How soon we forget.  How soon I forget how important love is in life.  My other feelings take over.  And Love?  Second place.
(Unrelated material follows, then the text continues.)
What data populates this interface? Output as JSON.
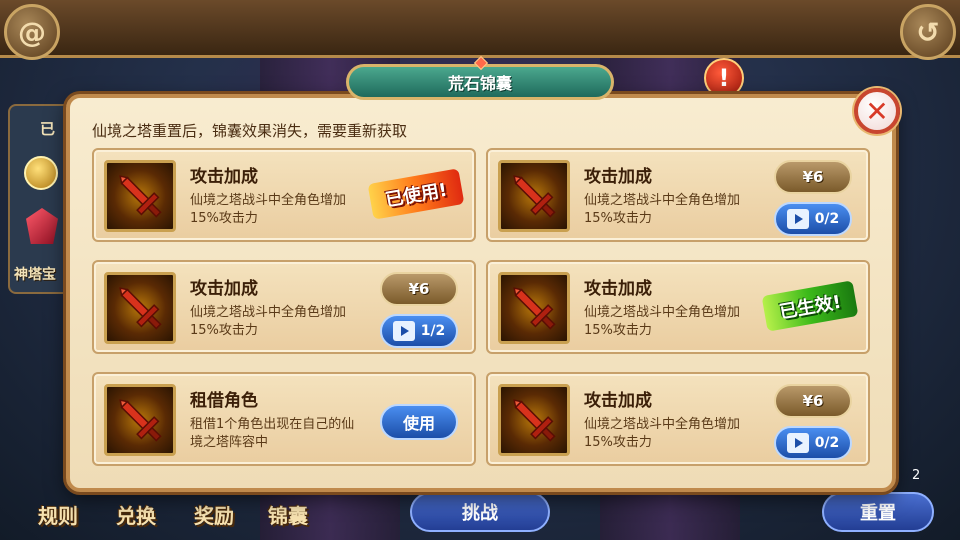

And God is love.  2nd place when sin wins.  2nd place when I'm too busy.  2nd place when I'm too stressed and worried.  That there is a difference between a sinner and a saint, where Love resides in your life.  We read today from the book of Love, the Bible, "Do nothing out of selfishness or out of vainglory; rather, humbly regard others as more important than yourselves, each looking out not for his own interests...".  I am a leader.  I am a leader at work, at home, and at church.  Leading is pointing others in a direction, and how I do it and to what I point to is the key.  Do I point to love?  Or do I point to anger?  Do I point to humility, or do I point to pride?  Do I serve Love with Love or do I serve Love with frustration, resentment of others and disappointment?  God is dynamic and you will NEVER understand Him.  Then, the equation is the same, Love itself is Dynamic.  They say Love is a never ending action, always in movement, never standing still or in the past.  It is the always here and now.  That's why we shan't live worshipping idols and the worst, is being idle.  Idle worship is standing away from God, waiting for something to happen, not even reaching out for help, or to help.  We prayed today "In You Oh Lord I have found my Peace".  Jesus comes to us.  He says give to those who won't be able to repay you.  I always joke when someone does a favor back to me, like if I hold the door open and then they do it right back I say "the favor has cancelled itself out, it wasn't ever a favor".  The same for all of us that are always helping each other out, think about it, it cancels out, no real favor was granted, so you gotta keep giving until one can't repay you.  Keep GIVING.  Don't ever give up.  Keep giving more and more into faith.  I will let you in on a secret.  It is in the trying, and I'm referring to receiving Jesus in the Eucharist.  We go, repented, having confessed, we declare by word and deed that we are trying and He fortifies what you offer, He makes what you offer stronger.  This is why it is a sin to not keep Holy the Sabbath, because you stop trying.  As I read today's Holy Scriptures I said to myself "God can handle my sins...but I can't".  And that's why I got to keep trying.  God is greater, and I need something greater.  Love is greater, I need that.  I need your love.  I need to be love.  We need it and we die for it.  I told my wife as we heard a song I recorded "I Need You So", I said "I wanted to sing this song at the festival and dedicate it to a litle 12 yr. old girl that took her life here in town.  It says how we need somebody to feel like some body.  Later it says "Lord I need your body" to fufill mine.  The body is the soul in this body we live in now.  God is asking to never wait for anything in return, much like when He forgives a dumb wretched sinner like me, and you.  Dumb because we fall again, and again, in the same traps.  Isn't that dumb?  We need the wisdom.  And Wisdom is God, and it points to being a Holy Soul that belongs to God.  Therefore, next time sin arises you can say..."No thanks.  I belong to God now."